## Exercise goal
How many lines in the records below contain the word "Atlântico"? Answer with the number alone.

○ ○ ○ ○ ○ ○ ○

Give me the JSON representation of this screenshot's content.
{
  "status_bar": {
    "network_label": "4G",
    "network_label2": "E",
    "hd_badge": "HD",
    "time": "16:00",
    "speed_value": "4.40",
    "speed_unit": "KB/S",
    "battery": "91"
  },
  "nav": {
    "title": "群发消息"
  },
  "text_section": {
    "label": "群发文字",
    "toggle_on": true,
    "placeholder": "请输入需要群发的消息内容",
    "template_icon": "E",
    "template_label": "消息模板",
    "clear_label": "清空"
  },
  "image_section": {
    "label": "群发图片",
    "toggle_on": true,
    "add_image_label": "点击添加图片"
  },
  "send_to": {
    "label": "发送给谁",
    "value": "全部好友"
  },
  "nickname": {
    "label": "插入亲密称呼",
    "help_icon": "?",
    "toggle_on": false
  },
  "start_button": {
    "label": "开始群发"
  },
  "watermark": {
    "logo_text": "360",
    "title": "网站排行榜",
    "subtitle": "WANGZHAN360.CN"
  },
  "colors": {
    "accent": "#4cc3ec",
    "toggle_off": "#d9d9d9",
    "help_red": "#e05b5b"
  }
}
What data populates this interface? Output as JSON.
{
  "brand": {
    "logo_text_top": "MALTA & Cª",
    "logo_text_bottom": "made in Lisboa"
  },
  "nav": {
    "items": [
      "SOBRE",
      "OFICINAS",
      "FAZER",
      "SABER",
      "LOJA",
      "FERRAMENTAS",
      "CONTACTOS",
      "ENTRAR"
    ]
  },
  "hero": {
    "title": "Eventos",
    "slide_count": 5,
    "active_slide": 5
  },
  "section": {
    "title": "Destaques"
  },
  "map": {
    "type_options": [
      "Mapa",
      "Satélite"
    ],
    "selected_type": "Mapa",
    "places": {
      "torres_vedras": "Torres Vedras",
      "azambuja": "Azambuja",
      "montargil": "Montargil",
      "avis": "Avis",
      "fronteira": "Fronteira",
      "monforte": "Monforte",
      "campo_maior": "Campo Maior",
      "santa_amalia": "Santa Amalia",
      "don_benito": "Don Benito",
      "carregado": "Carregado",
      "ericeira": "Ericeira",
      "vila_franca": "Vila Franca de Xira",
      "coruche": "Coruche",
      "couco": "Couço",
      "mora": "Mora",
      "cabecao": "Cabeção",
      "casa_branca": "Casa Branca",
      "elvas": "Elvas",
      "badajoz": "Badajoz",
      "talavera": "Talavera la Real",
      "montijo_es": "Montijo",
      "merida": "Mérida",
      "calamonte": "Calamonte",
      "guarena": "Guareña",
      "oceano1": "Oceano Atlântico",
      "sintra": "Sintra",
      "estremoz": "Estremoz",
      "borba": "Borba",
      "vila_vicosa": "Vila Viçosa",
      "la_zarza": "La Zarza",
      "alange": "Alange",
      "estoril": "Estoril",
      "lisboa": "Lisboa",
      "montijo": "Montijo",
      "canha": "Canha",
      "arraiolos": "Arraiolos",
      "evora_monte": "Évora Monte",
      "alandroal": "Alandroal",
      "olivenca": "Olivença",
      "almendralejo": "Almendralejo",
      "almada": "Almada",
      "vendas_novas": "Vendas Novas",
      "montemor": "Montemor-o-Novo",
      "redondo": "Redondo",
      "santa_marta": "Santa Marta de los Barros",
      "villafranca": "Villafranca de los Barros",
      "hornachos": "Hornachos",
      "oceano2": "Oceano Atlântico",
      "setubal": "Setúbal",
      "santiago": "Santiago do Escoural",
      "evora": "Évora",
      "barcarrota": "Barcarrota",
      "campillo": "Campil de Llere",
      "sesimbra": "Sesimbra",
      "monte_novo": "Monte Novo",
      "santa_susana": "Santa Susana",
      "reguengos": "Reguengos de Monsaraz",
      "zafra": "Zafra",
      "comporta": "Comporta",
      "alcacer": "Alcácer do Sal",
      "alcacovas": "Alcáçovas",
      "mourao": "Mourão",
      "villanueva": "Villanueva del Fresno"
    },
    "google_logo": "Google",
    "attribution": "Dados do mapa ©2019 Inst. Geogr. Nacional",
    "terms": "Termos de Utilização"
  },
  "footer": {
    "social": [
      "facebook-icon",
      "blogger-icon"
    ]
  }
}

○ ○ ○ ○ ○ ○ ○

## Output below
2